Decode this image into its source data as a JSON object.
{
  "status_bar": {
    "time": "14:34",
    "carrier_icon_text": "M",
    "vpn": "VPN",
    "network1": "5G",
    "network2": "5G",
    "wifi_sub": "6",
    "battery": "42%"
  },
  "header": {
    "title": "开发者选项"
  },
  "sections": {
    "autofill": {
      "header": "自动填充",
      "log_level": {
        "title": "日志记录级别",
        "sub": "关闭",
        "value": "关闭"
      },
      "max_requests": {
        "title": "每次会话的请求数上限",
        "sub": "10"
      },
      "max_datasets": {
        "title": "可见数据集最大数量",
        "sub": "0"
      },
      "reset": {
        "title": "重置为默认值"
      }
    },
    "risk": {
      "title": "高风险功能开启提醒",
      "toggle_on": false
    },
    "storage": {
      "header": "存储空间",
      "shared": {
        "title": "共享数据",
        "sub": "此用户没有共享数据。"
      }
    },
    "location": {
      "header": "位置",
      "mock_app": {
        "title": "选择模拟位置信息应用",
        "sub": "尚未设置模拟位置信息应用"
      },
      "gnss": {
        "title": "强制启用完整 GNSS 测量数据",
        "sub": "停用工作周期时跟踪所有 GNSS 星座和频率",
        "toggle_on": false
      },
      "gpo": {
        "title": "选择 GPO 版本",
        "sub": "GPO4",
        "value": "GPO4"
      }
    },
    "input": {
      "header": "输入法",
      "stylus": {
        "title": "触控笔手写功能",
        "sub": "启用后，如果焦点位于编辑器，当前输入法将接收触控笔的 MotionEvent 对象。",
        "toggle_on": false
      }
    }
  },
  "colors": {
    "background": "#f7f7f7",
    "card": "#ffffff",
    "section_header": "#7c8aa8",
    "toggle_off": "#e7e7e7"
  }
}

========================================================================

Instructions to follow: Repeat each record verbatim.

Exercise solution:
Decode this image into its source data as a JSON object.
{
  "status_bar": {
    "time": "14:34",
    "carrier_icon_text": "M",
    "vpn": "VPN",
    "network1": "5G",
    "network2": "5G",
    "wifi_sub": "6",
    "battery": "42%"
  },
  "header": {
    "title": "开发者选项"
  },
  "sections": {
    "autofill": {
      "header": "自动填充",
      "log_level": {
        "title": "日志记录级别",
        "sub": "关闭",
        "value": "关闭"
      },
      "max_requests": {
        "title": "每次会话的请求数上限",
        "sub": "10"
      },
      "max_datasets": {
        "title": "可见数据集最大数量",
        "sub": "0"
      },
      "reset": {
        "title": "重置为默认值"
      }
    },
    "risk": {
      "title": "高风险功能开启提醒",
      "toggle_on": false
    },
    "storage": {
      "header": "存储空间",
      "shared": {
        "title": "共享数据",
        "sub": "此用户没有共享数据。"
      }
    },
    "location": {
      "header": "位置",
      "mock_app": {
        "title": "选择模拟位置信息应用",
        "sub": "尚未设置模拟位置信息应用"
      },
      "gnss": {
        "title": "强制启用完整 GNSS 测量数据",
        "sub": "停用工作周期时跟踪所有 GNSS 星座和频率",
        "toggle_on": false
      },
      "gpo": {
        "title": "选择 GPO 版本",
        "sub": "GPO4",
        "value": "GPO4"
      }
    },
    "input": {
      "header": "输入法",
      "stylus": {
        "title": "触控笔手写功能",
        "sub": "启用后，如果焦点位于编辑器，当前输入法将接收触控笔的 MotionEvent 对象。",
        "toggle_on": false
      }
    }
  },
  "colors": {
    "background": "#f7f7f7",
    "card": "#ffffff",
    "section_header": "#7c8aa8",
    "toggle_off": "#e7e7e7"
  }
}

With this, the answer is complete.